The main empirical portions of the mechanistic-empirical design process are the equations used to compute the number of loading cycles to failure. These equations are derived by observing the performance of pavements and relating the type and extent of observed failure to an initial strain under various loads. Currently, two types of failure criteria are widely recognized, one relating to fatigue cracking and the other to rutting initiating in the subgrade. A third deflection-based criterion may be of use in special applications. Note that since these failure criteria are empirically established, they must be calibrated to specific local conditions and are generally not applicable on a national scale.

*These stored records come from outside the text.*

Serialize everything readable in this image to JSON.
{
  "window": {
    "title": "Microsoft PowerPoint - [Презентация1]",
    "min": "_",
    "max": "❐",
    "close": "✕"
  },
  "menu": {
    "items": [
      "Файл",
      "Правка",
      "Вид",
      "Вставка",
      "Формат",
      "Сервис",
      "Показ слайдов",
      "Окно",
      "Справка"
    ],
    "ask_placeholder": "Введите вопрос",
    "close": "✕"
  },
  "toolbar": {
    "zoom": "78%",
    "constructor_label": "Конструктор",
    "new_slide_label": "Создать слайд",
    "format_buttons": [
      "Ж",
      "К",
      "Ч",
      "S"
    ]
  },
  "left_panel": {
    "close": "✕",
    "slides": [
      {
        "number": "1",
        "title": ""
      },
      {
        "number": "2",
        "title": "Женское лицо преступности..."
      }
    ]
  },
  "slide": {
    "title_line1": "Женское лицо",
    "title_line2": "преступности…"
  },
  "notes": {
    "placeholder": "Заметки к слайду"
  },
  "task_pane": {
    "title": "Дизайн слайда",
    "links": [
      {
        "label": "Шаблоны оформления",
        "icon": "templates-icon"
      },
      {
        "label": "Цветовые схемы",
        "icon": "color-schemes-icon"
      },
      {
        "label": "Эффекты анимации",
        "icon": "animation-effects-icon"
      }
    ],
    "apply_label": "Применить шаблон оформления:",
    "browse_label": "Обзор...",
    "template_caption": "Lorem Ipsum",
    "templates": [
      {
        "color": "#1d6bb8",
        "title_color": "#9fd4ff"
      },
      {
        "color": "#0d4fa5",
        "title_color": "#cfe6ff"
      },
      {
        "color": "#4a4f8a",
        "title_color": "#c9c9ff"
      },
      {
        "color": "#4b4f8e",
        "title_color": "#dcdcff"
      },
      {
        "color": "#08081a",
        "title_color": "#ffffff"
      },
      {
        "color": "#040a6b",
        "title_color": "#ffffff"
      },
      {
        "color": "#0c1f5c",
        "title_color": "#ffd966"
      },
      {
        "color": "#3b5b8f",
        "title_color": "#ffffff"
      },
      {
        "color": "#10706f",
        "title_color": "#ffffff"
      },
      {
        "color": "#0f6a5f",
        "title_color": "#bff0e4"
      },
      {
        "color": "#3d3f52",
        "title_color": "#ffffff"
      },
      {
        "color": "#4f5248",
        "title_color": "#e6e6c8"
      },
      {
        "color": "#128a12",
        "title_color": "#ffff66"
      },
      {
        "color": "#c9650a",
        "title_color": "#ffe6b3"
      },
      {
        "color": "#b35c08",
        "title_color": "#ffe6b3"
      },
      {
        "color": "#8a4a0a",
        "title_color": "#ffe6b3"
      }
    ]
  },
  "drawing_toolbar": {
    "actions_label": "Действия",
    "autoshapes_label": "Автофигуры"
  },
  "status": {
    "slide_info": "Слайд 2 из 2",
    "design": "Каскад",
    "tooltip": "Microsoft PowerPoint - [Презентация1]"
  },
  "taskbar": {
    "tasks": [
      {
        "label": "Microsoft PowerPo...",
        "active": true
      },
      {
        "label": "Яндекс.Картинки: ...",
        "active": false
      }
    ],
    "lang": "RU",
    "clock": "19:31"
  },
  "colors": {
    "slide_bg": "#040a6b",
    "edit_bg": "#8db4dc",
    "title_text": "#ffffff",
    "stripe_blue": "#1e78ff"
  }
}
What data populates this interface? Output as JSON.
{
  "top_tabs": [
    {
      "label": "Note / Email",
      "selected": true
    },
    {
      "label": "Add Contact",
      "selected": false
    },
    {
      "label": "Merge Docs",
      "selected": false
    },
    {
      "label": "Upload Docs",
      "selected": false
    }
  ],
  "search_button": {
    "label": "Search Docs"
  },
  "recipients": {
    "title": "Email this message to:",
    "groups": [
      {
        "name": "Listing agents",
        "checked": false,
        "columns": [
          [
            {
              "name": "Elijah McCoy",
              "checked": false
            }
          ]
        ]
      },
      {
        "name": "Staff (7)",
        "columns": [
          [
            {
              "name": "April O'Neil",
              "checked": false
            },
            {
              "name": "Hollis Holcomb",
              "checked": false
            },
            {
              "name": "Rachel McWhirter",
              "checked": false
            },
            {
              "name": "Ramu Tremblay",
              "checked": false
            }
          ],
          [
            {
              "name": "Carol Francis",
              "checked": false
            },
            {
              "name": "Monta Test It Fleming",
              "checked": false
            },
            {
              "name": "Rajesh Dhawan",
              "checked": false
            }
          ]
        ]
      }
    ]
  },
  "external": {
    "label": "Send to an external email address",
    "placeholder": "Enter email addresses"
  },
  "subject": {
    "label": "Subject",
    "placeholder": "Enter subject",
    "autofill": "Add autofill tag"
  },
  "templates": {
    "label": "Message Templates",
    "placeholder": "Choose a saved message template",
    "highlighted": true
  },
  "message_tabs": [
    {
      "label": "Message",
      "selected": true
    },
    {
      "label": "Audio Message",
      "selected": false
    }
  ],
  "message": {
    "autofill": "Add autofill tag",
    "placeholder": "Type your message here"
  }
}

Fatigue Failure Criterion
Many equations have been developed to estimate the number of repetitions to failure in the fatigue mode for asphalt concrete. Most of these rely on the horizontal tensile strain at the bottom of the HMA layer (εt) and the elastic modulus of the HMA. One commonly accepted criterion developed by Finn et al. (1977) is:
The above equation defines failure as fatigue cracking over 10 percent of the wheelpath area. Figure 1 shows the relationship between tensile strain in the asphalt concrete and the number of cycles to failure for two levels of asphalt concrete elastic modulus. This relationship assumes bottom-up cracking rather than top-down cracking.
Rutting Failure Criterion
Rutting can initiate in any layer of the structure, making it more difficult to predict than fatigue cracking. Current failure criteria are intended for rutting that can be attributed mostly to a weak pavement structure. This is typically expressed in terms of the vertical compressive strain (εv) at the top of the subgrade layer:
The above equation defines failure as 12.5 mm (0.5-inch) depressions in the wheelpaths of the pavement. Figure 2 illustrates how the vertical compressive strain relates to the number of cycles to failure.
Deflection Failure Criterion
A number of deflection based criteria have been developed by various agencies over the last 40 years or so. The AASHO Road Test and Roads and Transportation Association of Canada (RTAC) criteria are shown here. Both these criteria were developed based on spring seasonal deflections.
AASHO Road Test Criterion
|where:||W2.5||=||number of applications of axle load L1 sustained by the pavement to a terminal serviceability index of 2.5|
|L1||=||single axle load (kips)|
|dsn||=||Benkelman Beam springtime measured pavement surface deflection (0.001 in.) measured at the AASHO Road Test (Spring 1959) after “disappearance of frost.”|
This criterion was based on data from Loops 2 through 6 and single axle loads of 6, 12, 18, 22.4, and 30 kips (1 kip = 1,000 lbs.). The following equation is obtained if L1 = 18,000 lbs. (a standard ESAL):
Roads and Transportation Association of Canada (RTAC) Criterion
Table 1 shows the limiting deflections for both criteria:
|Loads to Failure||Limiting “Spring” Deflection (in.)|
|AASHO Road Test||RTAC|
- The Use of Distress Prediction Subsystems for the Design of Pavement Structures. Proceedings, 4th International Conference on the Structural Design of Asphalt Pavements, University of Michigan. Ann Arbor, MI.↵
- The AASHO Road Test: Report 5, Pavement Research. Special Report 61E. Highway Research Board, National Academy of Sciences. Washington, D.C.↵
- Pavement Management Guide. Roads and Transportation Association of Canada. Ottawa, Canada.↵
- Modern Pavement Management. Krieger Publishing Company. Malabar, FL.↵